(Web page and app entries)

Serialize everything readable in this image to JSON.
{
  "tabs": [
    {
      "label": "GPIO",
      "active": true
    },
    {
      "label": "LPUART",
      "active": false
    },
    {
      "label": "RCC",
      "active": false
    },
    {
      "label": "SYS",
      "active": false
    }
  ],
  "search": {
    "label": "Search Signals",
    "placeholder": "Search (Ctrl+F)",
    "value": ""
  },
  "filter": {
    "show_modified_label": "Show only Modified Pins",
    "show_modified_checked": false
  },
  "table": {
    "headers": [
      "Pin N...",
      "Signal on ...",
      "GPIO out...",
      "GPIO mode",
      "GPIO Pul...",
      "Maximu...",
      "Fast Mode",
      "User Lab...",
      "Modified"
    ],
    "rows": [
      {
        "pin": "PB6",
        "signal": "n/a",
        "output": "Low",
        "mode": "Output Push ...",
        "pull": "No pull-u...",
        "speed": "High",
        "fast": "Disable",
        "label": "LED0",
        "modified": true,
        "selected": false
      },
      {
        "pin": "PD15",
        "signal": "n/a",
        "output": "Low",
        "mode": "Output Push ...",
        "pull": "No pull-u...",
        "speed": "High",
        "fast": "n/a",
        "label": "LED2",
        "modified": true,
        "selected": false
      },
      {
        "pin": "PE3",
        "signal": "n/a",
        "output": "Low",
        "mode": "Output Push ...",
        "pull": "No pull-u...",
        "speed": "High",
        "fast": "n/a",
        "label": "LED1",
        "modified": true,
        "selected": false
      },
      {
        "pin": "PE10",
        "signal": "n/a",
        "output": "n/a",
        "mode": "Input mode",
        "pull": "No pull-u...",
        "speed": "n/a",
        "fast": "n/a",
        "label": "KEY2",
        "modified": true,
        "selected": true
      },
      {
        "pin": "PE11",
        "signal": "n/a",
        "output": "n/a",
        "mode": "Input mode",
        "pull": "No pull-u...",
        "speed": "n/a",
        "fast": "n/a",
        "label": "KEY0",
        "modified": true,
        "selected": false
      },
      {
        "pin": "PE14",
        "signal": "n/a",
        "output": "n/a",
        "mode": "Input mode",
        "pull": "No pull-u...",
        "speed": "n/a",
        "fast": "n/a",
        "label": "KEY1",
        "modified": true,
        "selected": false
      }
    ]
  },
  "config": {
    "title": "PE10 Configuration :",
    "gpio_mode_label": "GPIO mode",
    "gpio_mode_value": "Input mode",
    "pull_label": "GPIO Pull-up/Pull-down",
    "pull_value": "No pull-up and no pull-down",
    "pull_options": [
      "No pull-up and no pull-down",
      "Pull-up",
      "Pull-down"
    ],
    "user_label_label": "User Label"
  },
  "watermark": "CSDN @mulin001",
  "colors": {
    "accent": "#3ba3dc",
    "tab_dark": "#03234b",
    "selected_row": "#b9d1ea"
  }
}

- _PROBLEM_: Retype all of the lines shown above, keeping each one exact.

- _TASK RESULT_:
Serialize everything readable in this image to JSON.
{
  "tabs": [
    {
      "label": "GPIO",
      "active": true
    },
    {
      "label": "LPUART",
      "active": false
    },
    {
      "label": "RCC",
      "active": false
    },
    {
      "label": "SYS",
      "active": false
    }
  ],
  "search": {
    "label": "Search Signals",
    "placeholder": "Search (Ctrl+F)",
    "value": ""
  },
  "filter": {
    "show_modified_label": "Show only Modified Pins",
    "show_modified_checked": false
  },
  "table": {
    "headers": [
      "Pin N...",
      "Signal on ...",
      "GPIO out...",
      "GPIO mode",
      "GPIO Pul...",
      "Maximu...",
      "Fast Mode",
      "User Lab...",
      "Modified"
    ],
    "rows": [
      {
        "pin": "PB6",
        "signal": "n/a",
        "output": "Low",
        "mode": "Output Push ...",
        "pull": "No pull-u...",
        "speed": "High",
        "fast": "Disable",
        "label": "LED0",
        "modified": true,
        "selected": false
      },
      {
        "pin": "PD15",
        "signal": "n/a",
        "output": "Low",
        "mode": "Output Push ...",
        "pull": "No pull-u...",
        "speed": "High",
        "fast": "n/a",
        "label": "LED2",
        "modified": true,
        "selected": false
      },
      {
        "pin": "PE3",
        "signal": "n/a",
        "output": "Low",
        "mode": "Output Push ...",
        "pull": "No pull-u...",
        "speed": "High",
        "fast": "n/a",
        "label": "LED1",
        "modified": true,
        "selected": false
      },
      {
        "pin": "PE10",
        "signal": "n/a",
        "output": "n/a",
        "mode": "Input mode",
        "pull": "No pull-u...",
        "speed": "n/a",
        "fast": "n/a",
        "label": "KEY2",
        "modified": true,
        "selected": true
      },
      {
        "pin": "PE11",
        "signal": "n/a",
        "output": "n/a",
        "mode": "Input mode",
        "pull": "No pull-u...",
        "speed": "n/a",
        "fast": "n/a",
        "label": "KEY0",
        "modified": true,
        "selected": false
      },
      {
        "pin": "PE14",
        "signal": "n/a",
        "output": "n/a",
        "mode": "Input mode",
        "pull": "No pull-u...",
        "speed": "n/a",
        "fast": "n/a",
        "label": "KEY1",
        "modified": true,
        "selected": false
      }
    ]
  },
  "config": {
    "title": "PE10 Configuration :",
    "gpio_mode_label": "GPIO mode",
    "gpio_mode_value": "Input mode",
    "pull_label": "GPIO Pull-up/Pull-down",
    "pull_value": "No pull-up and no pull-down",
    "pull_options": [
      "No pull-up and no pull-down",
      "Pull-up",
      "Pull-down"
    ],
    "user_label_label": "User Label"
  },
  "watermark": "CSDN @mulin001",
  "colors": {
    "accent": "#3ba3dc",
    "tab_dark": "#03234b",
    "selected_row": "#b9d1ea"
  }
}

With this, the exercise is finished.